■ AIM OF THE TASK: Read the entries below and pull out each line with the string "JSON".

Collected data

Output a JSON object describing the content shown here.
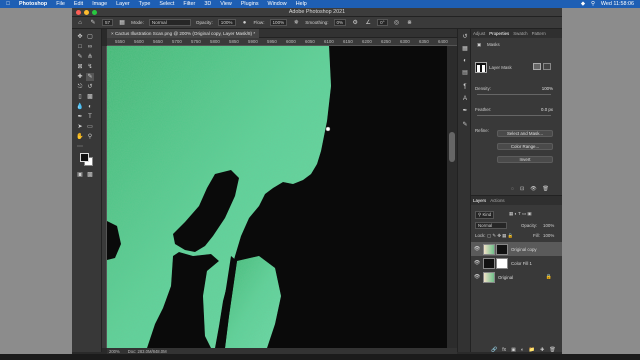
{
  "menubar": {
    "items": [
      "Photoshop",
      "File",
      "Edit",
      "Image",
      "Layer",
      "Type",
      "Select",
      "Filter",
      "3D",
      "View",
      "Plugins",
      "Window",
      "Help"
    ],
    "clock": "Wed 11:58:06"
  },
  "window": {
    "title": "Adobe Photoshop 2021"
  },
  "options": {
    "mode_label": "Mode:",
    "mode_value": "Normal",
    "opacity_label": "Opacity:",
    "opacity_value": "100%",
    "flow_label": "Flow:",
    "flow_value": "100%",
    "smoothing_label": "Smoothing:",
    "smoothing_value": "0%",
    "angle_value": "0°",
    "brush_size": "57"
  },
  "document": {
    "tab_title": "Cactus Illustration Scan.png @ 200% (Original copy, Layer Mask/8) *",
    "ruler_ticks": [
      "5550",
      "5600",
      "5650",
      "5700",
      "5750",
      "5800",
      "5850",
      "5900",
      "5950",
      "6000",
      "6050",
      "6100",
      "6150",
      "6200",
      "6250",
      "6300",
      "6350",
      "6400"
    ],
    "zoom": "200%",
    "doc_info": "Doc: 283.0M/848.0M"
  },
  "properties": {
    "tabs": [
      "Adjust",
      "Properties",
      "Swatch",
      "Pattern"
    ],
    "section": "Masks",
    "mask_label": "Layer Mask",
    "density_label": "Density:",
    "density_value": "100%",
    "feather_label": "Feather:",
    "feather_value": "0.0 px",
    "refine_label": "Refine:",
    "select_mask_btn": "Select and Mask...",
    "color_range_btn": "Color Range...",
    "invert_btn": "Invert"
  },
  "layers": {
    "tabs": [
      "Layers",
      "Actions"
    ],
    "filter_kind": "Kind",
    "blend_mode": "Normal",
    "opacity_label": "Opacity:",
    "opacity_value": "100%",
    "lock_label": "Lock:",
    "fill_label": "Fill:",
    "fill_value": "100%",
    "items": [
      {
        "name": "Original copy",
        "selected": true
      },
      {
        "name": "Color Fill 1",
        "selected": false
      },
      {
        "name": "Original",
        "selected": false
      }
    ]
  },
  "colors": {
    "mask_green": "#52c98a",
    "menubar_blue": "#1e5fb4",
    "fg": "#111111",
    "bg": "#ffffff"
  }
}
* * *
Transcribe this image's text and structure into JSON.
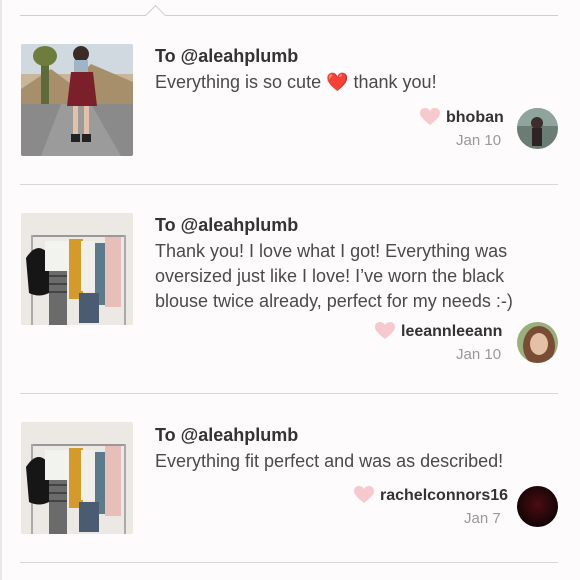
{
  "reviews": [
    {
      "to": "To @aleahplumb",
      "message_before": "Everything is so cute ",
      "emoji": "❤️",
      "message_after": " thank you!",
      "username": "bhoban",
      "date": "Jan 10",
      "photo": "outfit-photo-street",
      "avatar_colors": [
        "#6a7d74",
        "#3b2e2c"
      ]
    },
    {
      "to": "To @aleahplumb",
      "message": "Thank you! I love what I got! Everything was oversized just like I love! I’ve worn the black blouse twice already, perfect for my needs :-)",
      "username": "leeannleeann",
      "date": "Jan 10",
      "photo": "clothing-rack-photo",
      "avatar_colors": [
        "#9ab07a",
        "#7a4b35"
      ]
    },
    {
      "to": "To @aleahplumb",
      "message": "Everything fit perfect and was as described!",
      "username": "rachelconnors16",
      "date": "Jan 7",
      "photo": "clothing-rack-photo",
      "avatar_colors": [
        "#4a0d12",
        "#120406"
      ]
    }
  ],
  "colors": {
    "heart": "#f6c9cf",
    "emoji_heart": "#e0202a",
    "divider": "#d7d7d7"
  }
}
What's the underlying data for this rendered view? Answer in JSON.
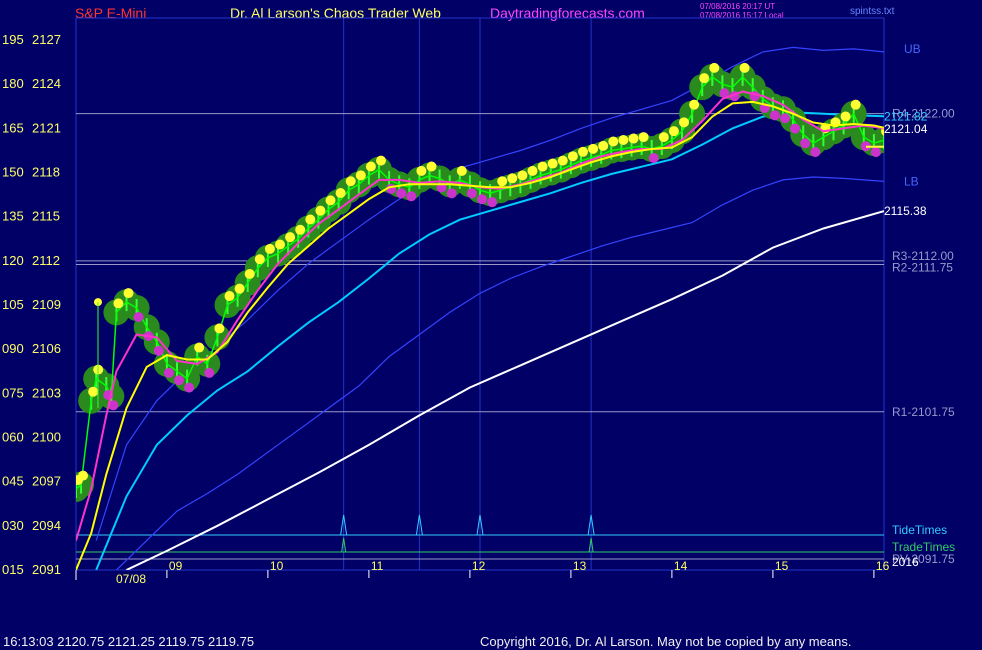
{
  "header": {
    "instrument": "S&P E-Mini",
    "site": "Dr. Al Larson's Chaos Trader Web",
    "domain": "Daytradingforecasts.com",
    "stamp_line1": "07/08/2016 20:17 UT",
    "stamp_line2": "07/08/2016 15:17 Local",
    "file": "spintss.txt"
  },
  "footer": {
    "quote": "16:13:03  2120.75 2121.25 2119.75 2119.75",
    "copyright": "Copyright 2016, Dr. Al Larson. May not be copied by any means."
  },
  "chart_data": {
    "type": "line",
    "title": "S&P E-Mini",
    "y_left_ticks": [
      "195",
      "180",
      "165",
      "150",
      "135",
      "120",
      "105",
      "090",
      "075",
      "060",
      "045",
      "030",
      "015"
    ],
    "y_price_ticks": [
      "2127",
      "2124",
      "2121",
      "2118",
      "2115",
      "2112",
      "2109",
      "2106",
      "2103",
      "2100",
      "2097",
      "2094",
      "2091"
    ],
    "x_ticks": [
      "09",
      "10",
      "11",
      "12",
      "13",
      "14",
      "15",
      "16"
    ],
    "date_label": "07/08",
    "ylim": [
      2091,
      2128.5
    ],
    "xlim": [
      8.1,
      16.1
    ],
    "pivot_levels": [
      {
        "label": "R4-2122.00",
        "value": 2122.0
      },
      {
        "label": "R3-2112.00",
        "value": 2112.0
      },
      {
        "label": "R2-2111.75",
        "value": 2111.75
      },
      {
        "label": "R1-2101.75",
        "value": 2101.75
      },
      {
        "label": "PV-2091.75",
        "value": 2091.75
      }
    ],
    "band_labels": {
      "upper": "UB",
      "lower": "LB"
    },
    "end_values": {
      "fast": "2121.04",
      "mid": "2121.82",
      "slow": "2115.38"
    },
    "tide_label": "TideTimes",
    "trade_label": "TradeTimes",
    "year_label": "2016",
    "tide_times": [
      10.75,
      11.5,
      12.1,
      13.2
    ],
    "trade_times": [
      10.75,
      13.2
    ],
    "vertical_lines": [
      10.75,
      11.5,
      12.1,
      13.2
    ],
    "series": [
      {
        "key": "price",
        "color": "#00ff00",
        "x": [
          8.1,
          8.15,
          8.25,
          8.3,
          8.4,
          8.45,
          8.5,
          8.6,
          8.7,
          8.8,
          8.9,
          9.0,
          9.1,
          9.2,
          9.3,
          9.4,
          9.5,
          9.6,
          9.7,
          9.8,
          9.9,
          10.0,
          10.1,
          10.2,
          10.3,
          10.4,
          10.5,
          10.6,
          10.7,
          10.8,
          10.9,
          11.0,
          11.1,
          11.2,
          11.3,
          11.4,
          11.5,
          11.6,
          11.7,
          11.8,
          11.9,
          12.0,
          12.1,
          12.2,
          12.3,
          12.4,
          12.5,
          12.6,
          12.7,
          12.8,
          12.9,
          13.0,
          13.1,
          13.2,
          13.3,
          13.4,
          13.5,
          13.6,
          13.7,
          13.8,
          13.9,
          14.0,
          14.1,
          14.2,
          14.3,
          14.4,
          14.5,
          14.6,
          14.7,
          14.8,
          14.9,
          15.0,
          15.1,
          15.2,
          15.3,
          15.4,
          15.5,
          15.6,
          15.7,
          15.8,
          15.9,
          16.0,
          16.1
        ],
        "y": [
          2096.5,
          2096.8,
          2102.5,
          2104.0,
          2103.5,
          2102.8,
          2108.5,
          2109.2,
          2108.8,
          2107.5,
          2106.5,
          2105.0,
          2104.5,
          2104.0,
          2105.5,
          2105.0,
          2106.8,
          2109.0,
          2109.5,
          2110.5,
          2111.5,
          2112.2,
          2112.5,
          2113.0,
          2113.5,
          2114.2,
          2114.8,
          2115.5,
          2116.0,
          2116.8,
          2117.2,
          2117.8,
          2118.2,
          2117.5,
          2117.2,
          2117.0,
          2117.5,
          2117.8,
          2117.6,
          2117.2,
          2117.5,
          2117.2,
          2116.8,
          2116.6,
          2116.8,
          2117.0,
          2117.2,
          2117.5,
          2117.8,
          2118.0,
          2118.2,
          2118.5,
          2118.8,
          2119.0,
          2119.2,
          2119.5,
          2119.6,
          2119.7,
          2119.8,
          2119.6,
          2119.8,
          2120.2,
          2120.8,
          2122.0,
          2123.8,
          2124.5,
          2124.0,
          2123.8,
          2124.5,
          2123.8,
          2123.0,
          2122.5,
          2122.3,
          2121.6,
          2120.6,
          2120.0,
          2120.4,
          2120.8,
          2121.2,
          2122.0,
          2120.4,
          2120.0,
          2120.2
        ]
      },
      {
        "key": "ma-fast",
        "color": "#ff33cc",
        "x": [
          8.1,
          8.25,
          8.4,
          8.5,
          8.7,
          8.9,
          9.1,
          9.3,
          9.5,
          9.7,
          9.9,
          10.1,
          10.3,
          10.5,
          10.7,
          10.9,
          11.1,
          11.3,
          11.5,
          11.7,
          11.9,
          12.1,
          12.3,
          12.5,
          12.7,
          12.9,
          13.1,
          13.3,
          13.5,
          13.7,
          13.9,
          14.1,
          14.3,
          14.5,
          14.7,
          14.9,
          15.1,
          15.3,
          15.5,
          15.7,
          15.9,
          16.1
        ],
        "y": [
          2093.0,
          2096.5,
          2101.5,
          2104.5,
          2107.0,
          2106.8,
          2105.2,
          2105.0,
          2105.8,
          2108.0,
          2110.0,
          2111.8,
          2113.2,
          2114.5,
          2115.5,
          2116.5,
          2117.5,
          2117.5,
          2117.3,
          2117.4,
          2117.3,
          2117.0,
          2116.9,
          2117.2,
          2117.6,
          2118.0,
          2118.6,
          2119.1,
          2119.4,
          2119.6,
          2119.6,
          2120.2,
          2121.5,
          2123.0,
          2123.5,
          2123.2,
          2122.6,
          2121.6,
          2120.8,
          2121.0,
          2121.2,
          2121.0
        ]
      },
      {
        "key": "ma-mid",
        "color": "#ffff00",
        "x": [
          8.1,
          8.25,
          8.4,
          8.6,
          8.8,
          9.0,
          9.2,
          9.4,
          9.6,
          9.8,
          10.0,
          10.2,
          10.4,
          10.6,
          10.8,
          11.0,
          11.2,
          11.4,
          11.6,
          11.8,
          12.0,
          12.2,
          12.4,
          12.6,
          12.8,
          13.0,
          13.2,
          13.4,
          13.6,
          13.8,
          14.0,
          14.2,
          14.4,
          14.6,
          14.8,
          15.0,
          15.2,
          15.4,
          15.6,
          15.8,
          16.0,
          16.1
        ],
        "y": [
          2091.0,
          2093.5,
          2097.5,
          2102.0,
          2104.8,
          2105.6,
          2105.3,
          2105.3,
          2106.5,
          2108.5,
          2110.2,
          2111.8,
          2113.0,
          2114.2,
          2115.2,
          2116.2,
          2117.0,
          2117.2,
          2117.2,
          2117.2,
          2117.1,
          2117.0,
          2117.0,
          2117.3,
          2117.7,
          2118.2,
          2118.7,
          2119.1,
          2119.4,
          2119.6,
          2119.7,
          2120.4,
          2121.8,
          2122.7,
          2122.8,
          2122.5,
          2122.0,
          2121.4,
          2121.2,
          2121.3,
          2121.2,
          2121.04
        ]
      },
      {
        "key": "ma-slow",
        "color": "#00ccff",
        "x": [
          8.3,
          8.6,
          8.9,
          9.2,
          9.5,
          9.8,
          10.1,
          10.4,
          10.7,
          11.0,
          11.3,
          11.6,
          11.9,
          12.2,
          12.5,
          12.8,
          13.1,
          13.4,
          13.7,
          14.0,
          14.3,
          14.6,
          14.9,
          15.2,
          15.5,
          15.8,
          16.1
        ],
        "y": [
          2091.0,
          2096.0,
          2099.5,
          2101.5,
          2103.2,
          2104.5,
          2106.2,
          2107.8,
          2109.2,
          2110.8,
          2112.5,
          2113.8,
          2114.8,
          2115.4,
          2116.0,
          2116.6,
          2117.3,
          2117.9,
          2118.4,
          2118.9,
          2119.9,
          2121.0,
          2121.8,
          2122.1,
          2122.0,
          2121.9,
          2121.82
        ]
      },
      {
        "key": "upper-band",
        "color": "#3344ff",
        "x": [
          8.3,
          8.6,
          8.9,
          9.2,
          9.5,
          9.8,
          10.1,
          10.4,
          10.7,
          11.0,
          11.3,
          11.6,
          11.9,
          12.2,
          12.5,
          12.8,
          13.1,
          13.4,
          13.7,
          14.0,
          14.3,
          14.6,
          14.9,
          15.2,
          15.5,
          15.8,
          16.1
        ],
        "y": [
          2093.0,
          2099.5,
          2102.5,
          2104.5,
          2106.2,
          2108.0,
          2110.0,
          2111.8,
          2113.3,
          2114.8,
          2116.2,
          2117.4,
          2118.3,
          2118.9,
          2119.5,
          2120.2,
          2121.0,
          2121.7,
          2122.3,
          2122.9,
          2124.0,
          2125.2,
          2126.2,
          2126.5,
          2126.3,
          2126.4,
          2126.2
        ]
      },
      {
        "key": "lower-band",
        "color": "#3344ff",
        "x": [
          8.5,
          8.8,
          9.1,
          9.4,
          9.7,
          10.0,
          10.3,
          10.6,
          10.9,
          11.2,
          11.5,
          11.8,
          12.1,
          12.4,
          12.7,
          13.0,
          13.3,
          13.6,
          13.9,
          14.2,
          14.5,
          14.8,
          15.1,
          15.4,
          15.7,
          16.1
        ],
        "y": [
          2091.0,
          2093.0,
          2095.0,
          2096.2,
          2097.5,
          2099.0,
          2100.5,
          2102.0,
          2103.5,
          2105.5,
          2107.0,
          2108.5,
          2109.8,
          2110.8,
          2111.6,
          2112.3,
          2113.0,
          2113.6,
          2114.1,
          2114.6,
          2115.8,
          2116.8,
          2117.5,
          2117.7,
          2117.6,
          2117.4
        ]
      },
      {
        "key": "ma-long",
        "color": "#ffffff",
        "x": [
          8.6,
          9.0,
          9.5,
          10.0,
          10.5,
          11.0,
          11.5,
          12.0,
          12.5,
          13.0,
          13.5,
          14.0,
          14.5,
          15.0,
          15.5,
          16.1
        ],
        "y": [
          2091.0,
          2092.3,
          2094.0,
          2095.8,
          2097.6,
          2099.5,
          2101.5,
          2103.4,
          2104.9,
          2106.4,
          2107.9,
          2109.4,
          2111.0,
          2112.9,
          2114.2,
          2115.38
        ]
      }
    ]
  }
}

■ RESULT FOR THIS EXERCISE:
Output a JSON object describing the content shown here.
Transcribe this image's text and structure into JSON.
What's the underlying data for this rendered view? Answer in JSON.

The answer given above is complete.